• _WHAT IS NEEDED_:
Return each of the entries below word for word.

=== EXERCISE MATERIALS ===

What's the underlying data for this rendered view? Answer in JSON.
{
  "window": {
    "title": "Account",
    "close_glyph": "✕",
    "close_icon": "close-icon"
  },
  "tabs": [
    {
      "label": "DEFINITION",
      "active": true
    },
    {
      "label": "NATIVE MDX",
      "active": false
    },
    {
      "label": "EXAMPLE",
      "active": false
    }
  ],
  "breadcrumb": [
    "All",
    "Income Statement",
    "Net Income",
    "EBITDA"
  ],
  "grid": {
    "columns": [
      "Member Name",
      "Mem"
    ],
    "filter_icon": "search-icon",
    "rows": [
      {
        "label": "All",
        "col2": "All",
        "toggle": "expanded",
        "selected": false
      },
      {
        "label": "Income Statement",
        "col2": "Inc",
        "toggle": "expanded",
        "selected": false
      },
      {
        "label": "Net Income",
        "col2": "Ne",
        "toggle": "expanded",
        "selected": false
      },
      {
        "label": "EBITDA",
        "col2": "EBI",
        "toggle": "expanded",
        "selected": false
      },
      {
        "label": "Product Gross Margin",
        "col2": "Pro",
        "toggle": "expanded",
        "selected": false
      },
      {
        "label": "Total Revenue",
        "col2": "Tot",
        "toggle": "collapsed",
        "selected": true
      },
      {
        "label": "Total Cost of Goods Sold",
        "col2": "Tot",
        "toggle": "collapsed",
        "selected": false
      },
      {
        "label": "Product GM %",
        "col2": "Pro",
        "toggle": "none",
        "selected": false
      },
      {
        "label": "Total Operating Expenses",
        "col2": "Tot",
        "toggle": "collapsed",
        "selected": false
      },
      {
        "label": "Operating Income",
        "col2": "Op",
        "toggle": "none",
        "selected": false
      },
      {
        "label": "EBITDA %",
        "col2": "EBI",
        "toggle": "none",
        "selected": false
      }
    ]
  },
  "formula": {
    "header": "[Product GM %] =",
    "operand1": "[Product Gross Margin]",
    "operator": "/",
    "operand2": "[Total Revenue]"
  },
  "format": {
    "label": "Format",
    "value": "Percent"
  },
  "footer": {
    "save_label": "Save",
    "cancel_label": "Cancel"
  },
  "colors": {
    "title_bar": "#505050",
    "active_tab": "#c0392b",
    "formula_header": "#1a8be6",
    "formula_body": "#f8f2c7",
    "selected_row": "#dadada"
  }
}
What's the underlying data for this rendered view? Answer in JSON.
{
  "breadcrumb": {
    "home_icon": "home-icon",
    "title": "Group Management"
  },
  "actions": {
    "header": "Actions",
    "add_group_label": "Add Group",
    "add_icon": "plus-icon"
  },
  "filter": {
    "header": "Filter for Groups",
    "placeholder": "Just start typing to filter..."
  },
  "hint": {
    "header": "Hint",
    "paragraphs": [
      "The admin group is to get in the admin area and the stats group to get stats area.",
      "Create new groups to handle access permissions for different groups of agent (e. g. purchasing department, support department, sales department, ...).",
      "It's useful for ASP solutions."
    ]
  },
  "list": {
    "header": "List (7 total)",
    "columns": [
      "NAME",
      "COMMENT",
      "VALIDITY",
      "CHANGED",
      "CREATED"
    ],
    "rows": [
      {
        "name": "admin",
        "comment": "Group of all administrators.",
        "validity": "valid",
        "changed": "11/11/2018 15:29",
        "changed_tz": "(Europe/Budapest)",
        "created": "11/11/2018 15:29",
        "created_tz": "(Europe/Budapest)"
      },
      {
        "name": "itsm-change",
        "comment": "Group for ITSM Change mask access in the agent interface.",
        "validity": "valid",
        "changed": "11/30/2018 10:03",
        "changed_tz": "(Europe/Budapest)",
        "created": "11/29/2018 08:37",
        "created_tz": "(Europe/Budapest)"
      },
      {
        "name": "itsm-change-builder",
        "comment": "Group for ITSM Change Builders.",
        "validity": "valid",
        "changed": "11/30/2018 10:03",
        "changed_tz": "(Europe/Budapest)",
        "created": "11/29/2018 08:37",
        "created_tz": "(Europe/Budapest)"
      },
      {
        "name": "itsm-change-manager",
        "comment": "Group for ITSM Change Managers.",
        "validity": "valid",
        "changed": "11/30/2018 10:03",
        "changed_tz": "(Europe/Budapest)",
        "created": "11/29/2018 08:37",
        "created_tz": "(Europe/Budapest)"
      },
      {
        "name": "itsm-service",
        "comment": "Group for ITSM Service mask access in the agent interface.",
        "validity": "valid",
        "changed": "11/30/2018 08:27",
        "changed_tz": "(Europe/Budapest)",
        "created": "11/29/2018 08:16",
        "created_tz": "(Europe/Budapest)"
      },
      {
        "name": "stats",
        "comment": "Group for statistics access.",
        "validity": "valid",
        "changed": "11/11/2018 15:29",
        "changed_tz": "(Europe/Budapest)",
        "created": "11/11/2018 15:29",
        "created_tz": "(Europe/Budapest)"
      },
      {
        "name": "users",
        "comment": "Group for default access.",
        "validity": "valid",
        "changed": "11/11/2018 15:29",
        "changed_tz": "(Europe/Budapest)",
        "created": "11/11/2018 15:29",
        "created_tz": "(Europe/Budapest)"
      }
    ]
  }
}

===

• _OUTPUT FOR THIS TASK_:
What's the underlying data for this rendered view? Answer in JSON.
{
  "window": {
    "title": "Account",
    "close_glyph": "✕",
    "close_icon": "close-icon"
  },
  "tabs": [
    {
      "label": "DEFINITION",
      "active": true
    },
    {
      "label": "NATIVE MDX",
      "active": false
    },
    {
      "label": "EXAMPLE",
      "active": false
    }
  ],
  "breadcrumb": [
    "All",
    "Income Statement",
    "Net Income",
    "EBITDA"
  ],
  "grid": {
    "columns": [
      "Member Name",
      "Mem"
    ],
    "filter_icon": "search-icon",
    "rows": [
      {
        "label": "All",
        "col2": "All",
        "toggle": "expanded",
        "selected": false
      },
      {
        "label": "Income Statement",
        "col2": "Inc",
        "toggle": "expanded",
        "selected": false
      },
      {
        "label": "Net Income",
        "col2": "Ne",
        "toggle": "expanded",
        "selected": false
      },
      {
        "label": "EBITDA",
        "col2": "EBI",
        "toggle": "expanded",
        "selected": false
      },
      {
        "label": "Product Gross Margin",
        "col2": "Pro",
        "toggle": "expanded",
        "selected": false
      },
      {
        "label": "Total Revenue",
        "col2": "Tot",
        "toggle": "collapsed",
        "selected": true
      },
      {
        "label": "Total Cost of Goods Sold",
        "col2": "Tot",
        "toggle": "collapsed",
        "selected": false
      },
      {
        "label": "Product GM %",
        "col2": "Pro",
        "toggle": "none",
        "selected": false
      },
      {
        "label": "Total Operating Expenses",
        "col2": "Tot",
        "toggle": "collapsed",
        "selected": false
      },
      {
        "label": "Operating Income",
        "col2": "Op",
        "toggle": "none",
        "selected": false
      },
      {
        "label": "EBITDA %",
        "col2": "EBI",
        "toggle": "none",
        "selected": false
      }
    ]
  },
  "formula": {
    "header": "[Product GM %] =",
    "operand1": "[Product Gross Margin]",
    "operator": "/",
    "operand2": "[Total Revenue]"
  },
  "format": {
    "label": "Format",
    "value": "Percent"
  },
  "footer": {
    "save_label": "Save",
    "cancel_label": "Cancel"
  },
  "colors": {
    "title_bar": "#505050",
    "active_tab": "#c0392b",
    "formula_header": "#1a8be6",
    "formula_body": "#f8f2c7",
    "selected_row": "#dadada"
  }
}
What's the underlying data for this rendered view? Answer in JSON.
{
  "breadcrumb": {
    "home_icon": "home-icon",
    "title": "Group Management"
  },
  "actions": {
    "header": "Actions",
    "add_group_label": "Add Group",
    "add_icon": "plus-icon"
  },
  "filter": {
    "header": "Filter for Groups",
    "placeholder": "Just start typing to filter..."
  },
  "hint": {
    "header": "Hint",
    "paragraphs": [
      "The admin group is to get in the admin area and the stats group to get stats area.",
      "Create new groups to handle access permissions for different groups of agent (e. g. purchasing department, support department, sales department, ...).",
      "It's useful for ASP solutions."
    ]
  },
  "list": {
    "header": "List (7 total)",
    "columns": [
      "NAME",
      "COMMENT",
      "VALIDITY",
      "CHANGED",
      "CREATED"
    ],
    "rows": [
      {
        "name": "admin",
        "comment": "Group of all administrators.",
        "validity": "valid",
        "changed": "11/11/2018 15:29",
        "changed_tz": "(Europe/Budapest)",
        "created": "11/11/2018 15:29",
        "created_tz": "(Europe/Budapest)"
      },
      {
        "name": "itsm-change",
        "comment": "Group for ITSM Change mask access in the agent interface.",
        "validity": "valid",
        "changed": "11/30/2018 10:03",
        "changed_tz": "(Europe/Budapest)",
        "created": "11/29/2018 08:37",
        "created_tz": "(Europe/Budapest)"
      },
      {
        "name": "itsm-change-builder",
        "comment": "Group for ITSM Change Builders.",
        "validity": "valid",
        "changed": "11/30/2018 10:03",
        "changed_tz": "(Europe/Budapest)",
        "created": "11/29/2018 08:37",
        "created_tz": "(Europe/Budapest)"
      },
      {
        "name": "itsm-change-manager",
        "comment": "Group for ITSM Change Managers.",
        "validity": "valid",
        "changed": "11/30/2018 10:03",
        "changed_tz": "(Europe/Budapest)",
        "created": "11/29/2018 08:37",
        "created_tz": "(Europe/Budapest)"
      },
      {
        "name": "itsm-service",
        "comment": "Group for ITSM Service mask access in the agent interface.",
        "validity": "valid",
        "changed": "11/30/2018 08:27",
        "changed_tz": "(Europe/Budapest)",
        "created": "11/29/2018 08:16",
        "created_tz": "(Europe/Budapest)"
      },
      {
        "name": "stats",
        "comment": "Group for statistics access.",
        "validity": "valid",
        "changed": "11/11/2018 15:29",
        "changed_tz": "(Europe/Budapest)",
        "created": "11/11/2018 15:29",
        "created_tz": "(Europe/Budapest)"
      },
      {
        "name": "users",
        "comment": "Group for default access.",
        "validity": "valid",
        "changed": "11/11/2018 15:29",
        "changed_tz": "(Europe/Budapest)",
        "created": "11/11/2018 15:29",
        "created_tz": "(Europe/Budapest)"
      }
    ]
  }
}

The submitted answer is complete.